The Giant Snakehead is a predatory fish that is not to be underestimated. It is a top-level predator in the wild and will hunt anything that it can fit into its mouth. This includes other fish, amphibians, reptiles, mammals, and birds.
In the aquarium, they will eat just about anything they can fit into their mouths. This includes other fish, amphibians, reptiles, and mammals. They have even been known to attack and eat human fingers!
Giant Snakeheads are not recommended for the home aquarium unless you are an experienced fish keeper and are prepared to deal with their aggressive behavior.

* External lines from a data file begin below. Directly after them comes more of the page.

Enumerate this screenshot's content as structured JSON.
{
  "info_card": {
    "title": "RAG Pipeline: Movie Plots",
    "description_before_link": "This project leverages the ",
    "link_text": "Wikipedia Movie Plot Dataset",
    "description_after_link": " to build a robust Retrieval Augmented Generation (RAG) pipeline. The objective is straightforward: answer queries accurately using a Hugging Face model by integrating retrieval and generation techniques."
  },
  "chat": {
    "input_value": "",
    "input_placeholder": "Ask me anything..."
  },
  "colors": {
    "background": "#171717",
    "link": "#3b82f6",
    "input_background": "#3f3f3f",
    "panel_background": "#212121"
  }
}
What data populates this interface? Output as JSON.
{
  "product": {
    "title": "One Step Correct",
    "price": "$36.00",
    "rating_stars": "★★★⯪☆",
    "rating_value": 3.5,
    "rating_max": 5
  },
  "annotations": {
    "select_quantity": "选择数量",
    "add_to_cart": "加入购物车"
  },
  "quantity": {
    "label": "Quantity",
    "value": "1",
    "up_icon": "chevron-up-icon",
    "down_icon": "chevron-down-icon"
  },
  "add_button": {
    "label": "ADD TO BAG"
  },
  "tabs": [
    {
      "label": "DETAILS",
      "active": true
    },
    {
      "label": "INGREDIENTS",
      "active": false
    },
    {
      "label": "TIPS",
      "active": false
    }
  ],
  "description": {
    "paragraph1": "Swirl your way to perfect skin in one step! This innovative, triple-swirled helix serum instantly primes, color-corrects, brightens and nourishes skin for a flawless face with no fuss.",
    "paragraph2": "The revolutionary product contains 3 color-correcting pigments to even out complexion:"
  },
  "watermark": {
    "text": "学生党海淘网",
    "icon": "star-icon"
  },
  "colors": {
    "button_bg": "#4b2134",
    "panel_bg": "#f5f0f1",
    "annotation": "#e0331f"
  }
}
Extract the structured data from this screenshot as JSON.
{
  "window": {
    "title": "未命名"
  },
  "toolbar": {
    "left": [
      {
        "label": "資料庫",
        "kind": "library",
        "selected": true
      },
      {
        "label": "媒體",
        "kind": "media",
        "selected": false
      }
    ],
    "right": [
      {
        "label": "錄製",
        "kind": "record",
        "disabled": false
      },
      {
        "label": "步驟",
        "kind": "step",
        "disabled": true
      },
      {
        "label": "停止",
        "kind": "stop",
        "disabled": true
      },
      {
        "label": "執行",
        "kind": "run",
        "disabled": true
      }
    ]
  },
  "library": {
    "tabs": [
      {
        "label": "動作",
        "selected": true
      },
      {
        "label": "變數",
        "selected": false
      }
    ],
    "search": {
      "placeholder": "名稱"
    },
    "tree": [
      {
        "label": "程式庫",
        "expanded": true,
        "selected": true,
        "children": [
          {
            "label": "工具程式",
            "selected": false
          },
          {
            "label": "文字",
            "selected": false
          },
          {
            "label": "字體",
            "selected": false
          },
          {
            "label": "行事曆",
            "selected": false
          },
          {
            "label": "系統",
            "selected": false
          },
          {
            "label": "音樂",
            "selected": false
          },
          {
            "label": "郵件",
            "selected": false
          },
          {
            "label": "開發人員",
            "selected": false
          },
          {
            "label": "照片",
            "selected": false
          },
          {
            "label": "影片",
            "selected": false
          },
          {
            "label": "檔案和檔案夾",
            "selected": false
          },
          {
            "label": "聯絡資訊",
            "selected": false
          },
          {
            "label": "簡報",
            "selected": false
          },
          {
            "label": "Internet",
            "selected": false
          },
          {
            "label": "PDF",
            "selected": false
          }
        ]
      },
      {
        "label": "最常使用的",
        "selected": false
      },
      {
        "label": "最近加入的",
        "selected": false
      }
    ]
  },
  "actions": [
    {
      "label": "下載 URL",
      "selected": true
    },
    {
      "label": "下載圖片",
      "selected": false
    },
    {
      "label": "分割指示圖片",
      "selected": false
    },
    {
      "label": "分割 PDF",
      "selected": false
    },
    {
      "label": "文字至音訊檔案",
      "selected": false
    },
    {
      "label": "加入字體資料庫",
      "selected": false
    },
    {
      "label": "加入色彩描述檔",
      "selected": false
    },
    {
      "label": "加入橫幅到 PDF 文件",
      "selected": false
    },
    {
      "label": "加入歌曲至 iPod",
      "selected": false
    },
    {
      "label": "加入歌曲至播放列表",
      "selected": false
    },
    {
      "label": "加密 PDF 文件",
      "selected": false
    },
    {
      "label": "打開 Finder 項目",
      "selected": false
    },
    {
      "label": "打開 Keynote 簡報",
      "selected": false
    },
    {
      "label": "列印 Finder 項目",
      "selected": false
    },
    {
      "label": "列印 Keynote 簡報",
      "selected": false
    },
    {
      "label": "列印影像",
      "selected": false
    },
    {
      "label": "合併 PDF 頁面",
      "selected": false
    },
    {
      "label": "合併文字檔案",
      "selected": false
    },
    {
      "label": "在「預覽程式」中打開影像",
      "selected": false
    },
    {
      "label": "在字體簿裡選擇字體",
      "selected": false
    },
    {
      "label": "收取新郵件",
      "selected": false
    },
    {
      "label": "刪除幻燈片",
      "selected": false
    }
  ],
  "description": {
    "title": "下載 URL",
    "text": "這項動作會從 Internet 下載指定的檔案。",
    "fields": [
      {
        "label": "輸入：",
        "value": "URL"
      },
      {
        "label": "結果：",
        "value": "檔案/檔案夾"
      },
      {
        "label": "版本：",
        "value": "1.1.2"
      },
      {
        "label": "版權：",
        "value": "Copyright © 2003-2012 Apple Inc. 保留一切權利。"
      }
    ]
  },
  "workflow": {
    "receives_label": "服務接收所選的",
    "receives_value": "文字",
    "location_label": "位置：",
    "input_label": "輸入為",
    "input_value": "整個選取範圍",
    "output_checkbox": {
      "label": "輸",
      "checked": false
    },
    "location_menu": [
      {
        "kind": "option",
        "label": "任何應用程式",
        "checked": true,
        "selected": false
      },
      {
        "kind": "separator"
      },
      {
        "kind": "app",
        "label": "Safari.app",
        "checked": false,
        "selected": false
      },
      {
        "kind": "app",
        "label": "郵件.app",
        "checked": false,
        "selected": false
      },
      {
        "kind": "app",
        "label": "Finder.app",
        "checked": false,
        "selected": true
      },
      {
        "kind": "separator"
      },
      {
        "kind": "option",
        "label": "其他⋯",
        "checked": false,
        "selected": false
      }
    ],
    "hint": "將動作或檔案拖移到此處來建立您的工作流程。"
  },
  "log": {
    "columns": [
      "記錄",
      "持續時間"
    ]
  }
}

Giant snakeheads are not community fish. They are best kept alone or with other snakeheads.
The only time you might be able to get away with housing a giant snakehead with other fish is if you have a very large tank and the other fish are too big to be eaten.
Even then, it’s not recommended.
The reason for this is that giant snakeheads are aggressive and territorial. They are also known to be cannibalistic, so keeping them with other snakeheads is often not a good idea either.
The bottom line is that you’re better off keeping a giant snakehead alone. If you must add tank mates, make sure they are much larger than the snakehead and that you have a very large tank.
The giant snakehead is a mouth-brooding species, which means that the female will hold the eggs in her mouth until they hatch. The entire process takes about three weeks.
Before breeding, you need to set up a suitable tank. It should be at least 200 gallons and well-filtered. The water should be warm, around 84 degrees Fahrenheit. The pH should be neutral to slightly acidic.
You also need to add plenty of hiding places. These fish are timid and need a lot of cover. Drifting wood, plants, and rocks will all do the trick.
When ready, add two females for every male. The ratio is important because males can be quite aggressive.
Feed the fish plenty of high-quality foods. Once they’re well-fed, the females will start to lay eggs. The males will then fertilize them.
Once the eggs are fertilized, the female will pick them up in her mouth and hold them there. She will not eat during this time.
After three weeks, the eggs will hatch and the fry will be released into the water. The fry are large enough to eat baby brine shrimp and other small foods.
You can remove the adults at this point or keep them in the tank. If you decide to keep them, just be aware that they might eat the fry.
The Giant Snakehead is a fascinating fish that is sure to turn heads in your aquarium. They are large, predatory fish that can grow to be over three feet long!
They are not for the faint of heart, but if you have the space and the dedication to care for them, they can make for an amazing addition to your aquarium.
Just be sure to do your research before you decide to get one, as they are a high-maintenance fish that requires a lot of care and attention.